Dallas Roma payed $75,000 out of their own amateur pockets (through a credit card!) just to make their own way through the games.
Schell laments the fact that he only got $7,500 of financial assistance for the entire tournament from US Soccer Federation back in 2006. He paid for the rest the only way he could think of: he put everything on a credit card. When asked for an estimate for how much the entire tournament cost him, he doesn’t even hesitate.
“I won’t forget – it was $75,000.”

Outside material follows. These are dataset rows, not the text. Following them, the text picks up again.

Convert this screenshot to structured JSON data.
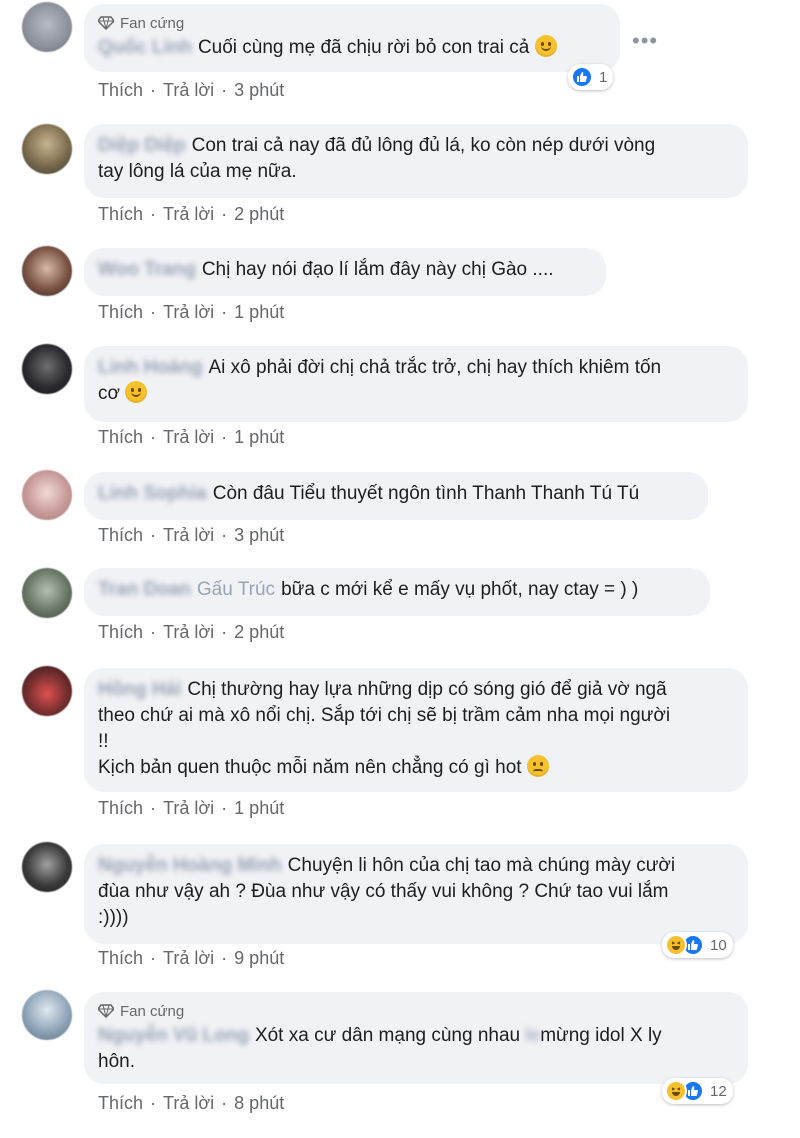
{
  "ui": {
    "fan_badge": "Fan cứng",
    "like_label": "Thích",
    "reply_label": "Trả lời",
    "more_icon": "more-dots-icon"
  },
  "comments": [
    {
      "author": "Quốc Linh",
      "fan": true,
      "lines": [
        "Cuối cùng mẹ đã chịu rời bỏ con trai cả"
      ],
      "emoji_end": "smile",
      "time": "3 phút",
      "reactions": {
        "types": [
          "like"
        ],
        "count": "1"
      }
    },
    {
      "author": "Diệp Diệp",
      "fan": false,
      "lines": [
        "Con trai cả nay đã đủ lông đủ lá, ko còn nép dưới vòng",
        "tay lông lá của mẹ nữa."
      ],
      "time": "2 phút"
    },
    {
      "author": "Woo Trang",
      "fan": false,
      "lines": [
        "Chị hay nói đạo lí lắm đây này chị Gào ...."
      ],
      "time": "1 phút"
    },
    {
      "author": "Linh Hoàng",
      "fan": false,
      "lines": [
        "Ai xô phải đời chị chả trắc trở, chị hay thích khiêm tốn",
        "cơ"
      ],
      "emoji_end": "smile",
      "time": "1 phút"
    },
    {
      "author": "Linh Sophia",
      "fan": false,
      "lines": [
        "Còn đâu Tiểu thuyết ngôn tình Thanh Thanh Tú Tú"
      ],
      "time": "3 phút"
    },
    {
      "author": "Tran Doan",
      "author_visible": "Gấu Trúc",
      "fan": false,
      "lines": [
        "bữa c mới kể e mấy vụ phốt, nay ctay = ) )"
      ],
      "time": "2 phút"
    },
    {
      "author": "Hồng Hải",
      "fan": false,
      "lines": [
        "Chị thường hay lựa những dịp có sóng gió để giả vờ ngã",
        "theo chứ ai mà xô nổi chị. Sắp tới chị sẽ bị trầm cảm nha mọi người",
        "!!",
        "Kịch bản quen thuộc mỗi năm nên chẳng có gì hot"
      ],
      "emoji_end": "pensive",
      "time": "1 phút"
    },
    {
      "author": "Nguyễn Hoàng Minh",
      "fan": false,
      "lines": [
        "Chuyện li hôn của chị tao mà chúng mày cười",
        "đùa như vậy ah ? Đùa như vậy có thấy vui không ? Chứ tao vui lắm",
        ":))))"
      ],
      "time": "9 phút",
      "reactions": {
        "types": [
          "haha",
          "like"
        ],
        "count": "10"
      }
    },
    {
      "author": "Nguyễn Vũ Long",
      "fan": true,
      "lines": [
        "Xót xa cư dân mạng cùng nhau ",
        "mừng idol X ly",
        "hôn."
      ],
      "time": "8 phút",
      "reactions": {
        "types": [
          "haha",
          "like"
        ],
        "count": "12"
      }
    }
  ],
  "colors": {
    "bubble": "#f0f2f5",
    "action_text": "#65676b",
    "like_blue": "#1877f2",
    "haha_yellow": "#f7c12d"
  }
}
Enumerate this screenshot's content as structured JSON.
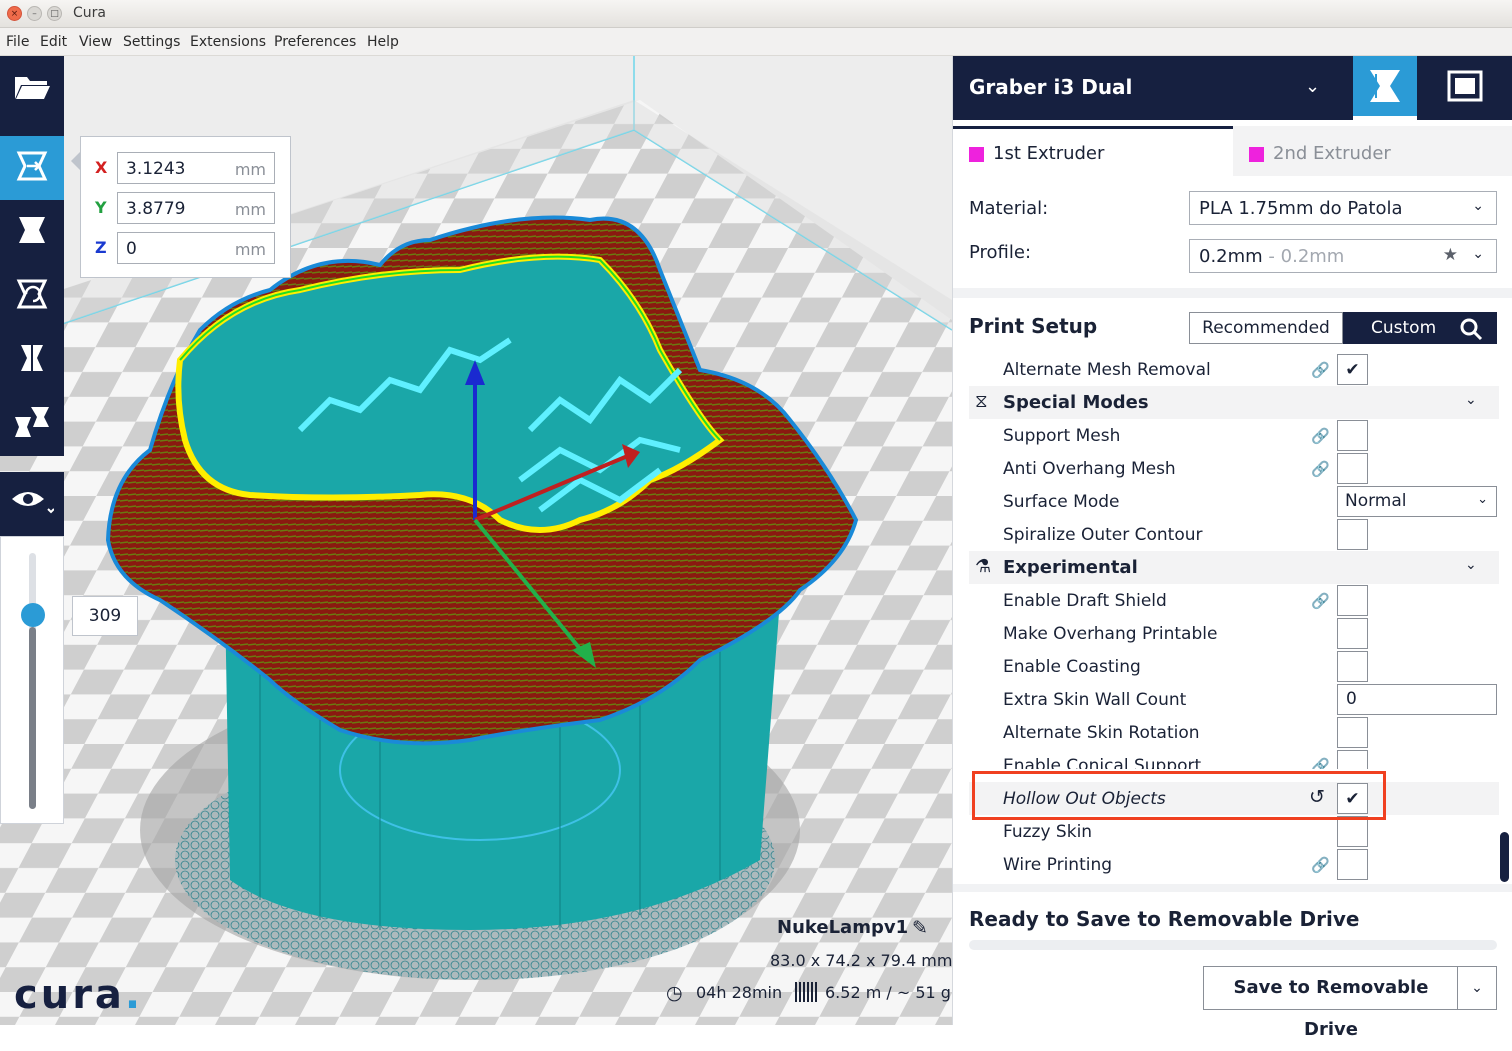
{
  "window": {
    "title": "Cura",
    "close_glyph": "×",
    "min_glyph": "–",
    "max_glyph": "□"
  },
  "menu": [
    "File",
    "Edit",
    "View",
    "Settings",
    "Extensions",
    "Preferences",
    "Help"
  ],
  "move_tool": {
    "x_label": "X",
    "x_value": "3.1243",
    "y_label": "Y",
    "y_value": "3.8779",
    "z_label": "Z",
    "z_value": "0",
    "unit": "mm"
  },
  "layer_view": {
    "current_layer": "309",
    "position_fraction": 0.29
  },
  "job": {
    "name": "NukeLampv1",
    "dimensions": "83.0 x 74.2 x 79.4 mm",
    "print_time": "04h 28min",
    "material_usage": "6.52 m / ~ 51 g"
  },
  "logo": {
    "text": "cura",
    "dot": "."
  },
  "machine": {
    "name": "Graber i3 Dual"
  },
  "extruders": [
    {
      "label": "1st Extruder",
      "color": "#ee22dd"
    },
    {
      "label": "2nd Extruder",
      "color": "#ee22dd"
    }
  ],
  "material": {
    "label": "Material:",
    "value": "PLA 1.75mm do Patola"
  },
  "profile": {
    "label": "Profile:",
    "value": "0.2mm",
    "secondary": " - 0.2mm"
  },
  "print_setup": {
    "title": "Print Setup",
    "recommended_label": "Recommended",
    "custom_label": "Custom"
  },
  "settings": {
    "alternate_mesh_removal": {
      "label": "Alternate Mesh Removal",
      "checked": "✔"
    },
    "special_modes": {
      "label": "Special Modes"
    },
    "support_mesh": {
      "label": "Support Mesh"
    },
    "anti_overhang_mesh": {
      "label": "Anti Overhang Mesh"
    },
    "surface_mode": {
      "label": "Surface Mode",
      "value": "Normal"
    },
    "spiralize": {
      "label": "Spiralize Outer Contour"
    },
    "experimental": {
      "label": "Experimental"
    },
    "draft_shield": {
      "label": "Enable Draft Shield"
    },
    "overhang_printable": {
      "label": "Make Overhang Printable"
    },
    "coasting": {
      "label": "Enable Coasting"
    },
    "extra_skin_wall_count": {
      "label": "Extra Skin Wall Count",
      "value": "0"
    },
    "alternate_skin_rotation": {
      "label": "Alternate Skin Rotation"
    },
    "conical_support": {
      "label": "Enable Conical Support"
    },
    "hollow_out": {
      "label": "Hollow Out Objects",
      "checked": "✔"
    },
    "fuzzy_skin": {
      "label": "Fuzzy Skin"
    },
    "wire_printing": {
      "label": "Wire Printing"
    }
  },
  "output": {
    "status_title": "Ready to Save to Removable Drive",
    "save_label": "Save to Removable Drive"
  },
  "colors": {
    "brand_dark": "#162040",
    "accent": "#2b9bd6",
    "highlight": "#f04020",
    "model_teal": "#1aa7a8"
  }
}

And THEN, the USOC tried to award a weird ass cash prize given to the furthest advancing non-MLS team to a professional team. The two teams advanced to the same round but USOC paid the professional team based on “strength of schedule.” This was trash. And the PDL’s Carolina Dynamo recognized this and split the $10,000 cash prize with Dallas Roma, making it only a $70,000 net loss.
Today that prize is $25,000. It’s better. But it’s not what it could be. Why not award each team that fails miserably to guys with real day jobs? That’s what we’re fighting for.
But for now, we just have an award in the form of an asparagus Chia pet. And we only have one. So we’re just going to pass it around to the person coaching the team with the latest loss to a lower level team. Congrats to Dallas FC coach, Luchi Gonzalez, for losing to the USL Western Conference’s 12th place team, New Mexico United. Your Chia pet is in the mail, Luchi.
Tennesse lost to Georgia State.
We can’t confirm this and we’re not going to work that hard to do so, but apparently teams COULD pay to host USOC games back in the day. Either way, bring it back. Especially so we can get quotes like this from legends of the game who lose to/pay teams like the Minnesota Stars.